> [Goal of the exercise]
Check each line of the data below for the word "replies", then extract the ones that have it.
*** Data extracts ***
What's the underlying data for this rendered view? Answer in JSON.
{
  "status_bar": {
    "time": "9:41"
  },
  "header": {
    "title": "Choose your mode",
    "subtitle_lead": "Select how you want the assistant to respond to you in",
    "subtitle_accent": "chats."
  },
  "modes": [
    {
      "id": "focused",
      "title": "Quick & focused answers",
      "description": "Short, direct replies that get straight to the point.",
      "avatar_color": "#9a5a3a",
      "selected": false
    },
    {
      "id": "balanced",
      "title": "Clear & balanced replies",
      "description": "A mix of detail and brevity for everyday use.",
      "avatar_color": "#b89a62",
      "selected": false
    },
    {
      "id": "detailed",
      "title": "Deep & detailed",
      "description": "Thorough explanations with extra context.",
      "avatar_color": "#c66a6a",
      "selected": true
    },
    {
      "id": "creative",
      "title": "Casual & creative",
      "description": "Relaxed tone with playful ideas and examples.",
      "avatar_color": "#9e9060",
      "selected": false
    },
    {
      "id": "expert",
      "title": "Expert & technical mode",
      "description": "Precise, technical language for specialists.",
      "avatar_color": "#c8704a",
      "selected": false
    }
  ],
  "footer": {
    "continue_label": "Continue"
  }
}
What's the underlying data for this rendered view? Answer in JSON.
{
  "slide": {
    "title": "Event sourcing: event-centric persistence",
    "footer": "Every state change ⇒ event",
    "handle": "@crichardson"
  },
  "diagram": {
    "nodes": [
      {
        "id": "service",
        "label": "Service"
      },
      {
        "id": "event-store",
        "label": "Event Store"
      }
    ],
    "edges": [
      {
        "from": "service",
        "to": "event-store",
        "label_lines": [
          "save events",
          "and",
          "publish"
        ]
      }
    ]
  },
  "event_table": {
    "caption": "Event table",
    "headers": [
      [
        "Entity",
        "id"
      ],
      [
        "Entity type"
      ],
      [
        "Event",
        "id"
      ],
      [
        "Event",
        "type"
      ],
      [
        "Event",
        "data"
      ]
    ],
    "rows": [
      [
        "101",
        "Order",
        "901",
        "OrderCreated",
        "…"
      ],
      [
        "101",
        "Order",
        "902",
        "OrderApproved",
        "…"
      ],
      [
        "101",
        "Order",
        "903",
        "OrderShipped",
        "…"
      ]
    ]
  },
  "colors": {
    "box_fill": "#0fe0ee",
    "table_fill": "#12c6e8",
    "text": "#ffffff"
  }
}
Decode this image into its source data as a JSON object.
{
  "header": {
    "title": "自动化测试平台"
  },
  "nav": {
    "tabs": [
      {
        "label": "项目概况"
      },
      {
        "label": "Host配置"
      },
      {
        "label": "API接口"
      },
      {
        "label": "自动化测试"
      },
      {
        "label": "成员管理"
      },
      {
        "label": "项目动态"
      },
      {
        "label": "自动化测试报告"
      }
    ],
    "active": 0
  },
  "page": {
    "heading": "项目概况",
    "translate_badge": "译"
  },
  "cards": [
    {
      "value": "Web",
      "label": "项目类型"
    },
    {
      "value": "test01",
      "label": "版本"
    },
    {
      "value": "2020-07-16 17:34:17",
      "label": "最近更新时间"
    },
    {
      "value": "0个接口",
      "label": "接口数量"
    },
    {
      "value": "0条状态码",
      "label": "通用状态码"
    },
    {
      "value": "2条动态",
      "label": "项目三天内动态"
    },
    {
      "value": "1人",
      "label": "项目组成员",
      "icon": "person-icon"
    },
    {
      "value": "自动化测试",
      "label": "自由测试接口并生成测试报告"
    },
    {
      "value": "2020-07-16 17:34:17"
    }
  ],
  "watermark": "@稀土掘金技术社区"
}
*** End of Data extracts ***
> [Exercise solution]
      "description": "Short, direct replies that get straight to the point.",
      "title": "Clear & balanced replies",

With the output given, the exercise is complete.